Does my trauma insurance policy also cover my children?
Child trauma cover is often included with a trauma insurance policy. It pays out a lump sum if your child is diagnosed with a severe injury or illness specified in the policy. This can help you afford better medical treatment and allow you to take time off work to be there for your child. This type of policy can be purchased as an addition to your own life insurance cover, and is available for parents, grandparents or anyone else who is a child’s legal guardian.
What does child trauma insurance cover?
The comprehensiveness of cover and the benefits available vary depending on the policy and where you got it. Some standard inclusions are:
Cancers and tumours
Failure or disease of specified organs
Specified disabilities including loss of speech, sight or limbs, paralysis, deafness or cognitive loss
Diabetes, meningitis, encephalitis, medically acquired HIV and other serious diseases
Brain damage or traumatic head injury
Stroke, specified cardiac events, anemia and other specified cardiac or blood conditions
Other injury, illness or medical misadventure specified in the policy. The exact conditions covered will vary between insurers and policies
Roger and Jessica were excited new parents wanting the right level of cover for Tom, their new baby. They chose to get their home, contents, car and life insurance all from the same insurer which included free child cover. It was a slightly more expensive option then their cover before the baby.
Years passed without incident, but on the day of his thirteenth birthday Tom was hit by a car while riding a new bike. Tom would need numerous surgeries, ongoing medical care and extensive physical therapy. Doctors advised Roger and Jessica that only time would tell whether a full recovery was even possible.
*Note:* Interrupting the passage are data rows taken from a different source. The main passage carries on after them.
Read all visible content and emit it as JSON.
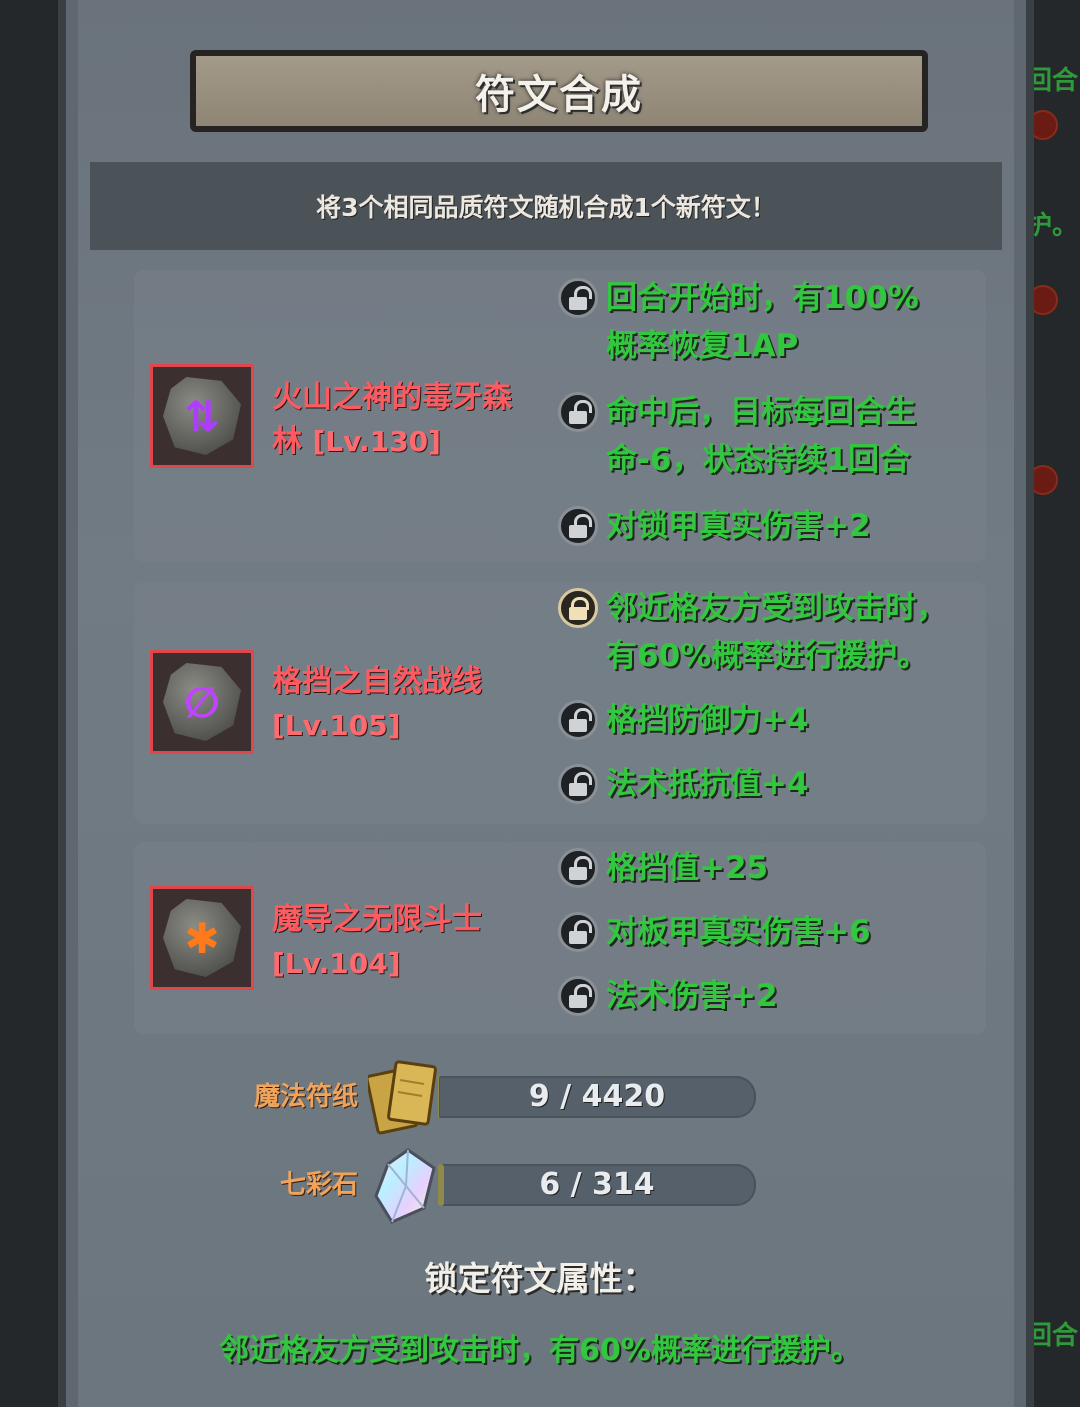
{
  "title": "符文合成",
  "subtitle": "将3个相同品质符文随机合成1个新符文！",
  "runes": [
    {
      "name": "火山之神的毒牙森林",
      "level": "[Lv.130]",
      "glyph": "⇅",
      "glyph_color": "#b03cff",
      "attributes": [
        {
          "lines": [
            "回合开始时，有100%",
            "概率恢复1AP"
          ],
          "locked": false
        },
        {
          "lines": [
            "命中后，目标每回合生",
            "命-6，状态持续1回合"
          ],
          "locked": false
        },
        {
          "lines": [
            "对锁甲真实伤害+2"
          ],
          "locked": false
        }
      ]
    },
    {
      "name": "格挡之自然战线",
      "level": "[Lv.105]",
      "glyph": "∅",
      "glyph_color": "#c044ff",
      "attributes": [
        {
          "lines": [
            "邻近格友方受到攻击时，",
            "有60%概率进行援护。"
          ],
          "locked": true
        },
        {
          "lines": [
            "格挡防御力+4"
          ],
          "locked": false
        },
        {
          "lines": [
            "法术抵抗值+4"
          ],
          "locked": false
        }
      ]
    },
    {
      "name": "魔导之无限斗士",
      "level": "[Lv.104]",
      "glyph": "✱",
      "glyph_color": "#ff7a1a",
      "attributes": [
        {
          "lines": [
            "格挡值+25"
          ],
          "locked": false
        },
        {
          "lines": [
            "对板甲真实伤害+6"
          ],
          "locked": false
        },
        {
          "lines": [
            "法术伤害+2"
          ],
          "locked": false
        }
      ]
    }
  ],
  "resources": [
    {
      "label": "魔法符纸",
      "value": "9 / 4420",
      "current": 9,
      "max": 4420,
      "icon": "paper-cards-icon"
    },
    {
      "label": "七彩石",
      "value": "6 / 314",
      "current": 6,
      "max": 314,
      "icon": "rainbow-crystal-icon"
    }
  ],
  "locked_attribute_title": "锁定符文属性：",
  "locked_attribute_text": "邻近格友方受到攻击时，有60%概率进行援护。",
  "background_peek": {
    "right_text_1": "回合",
    "right_text_2": "护。",
    "right_text_3": "回合"
  }
}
Within two weeks of the claim being made, a lump sum of $75,000 was paid out for Tom’s accident. They used this money to move Tom out of their local public hospital and into an advanced private facility, while Jessica used the accommodation cover of the policy to take time off work and stay close to Tom’s hospital. As Tom’s recovery proceeded apace, Roger used some of the trauma funds to pay off credit card debt, reasoning that it was an important expense to have out of the way if Tom took a turn for the worse. More than a decade afterwards, Roger and Jessica looked back and realised that child trauma insurance was one of the best decisions they’d ever made.
It covered treatments, rehabilitation and physical therapy for Tom that they otherwise would not have been able to afford.
It paid out a lump sum to be spent as needed. After all the medical costs, Roger was still able to pay back credit card debt.
The accommodation feature of the policy meant Jessica was able to take time off work and stay with Tom without those costs coming out of the $75,000 lump sum. Staying near Tom was a no-brainer rather than a hard choice.
The claims made for Tom’s accident did not count towards the limits of Roger and Jessica’s life insurance. They opted to pay more for a separate child trauma insurance policy rather than simply using the child cover option in the policy itself, and specifically checked the conditions of the policy beforehand to make sure of this.
[Post is originally from here.]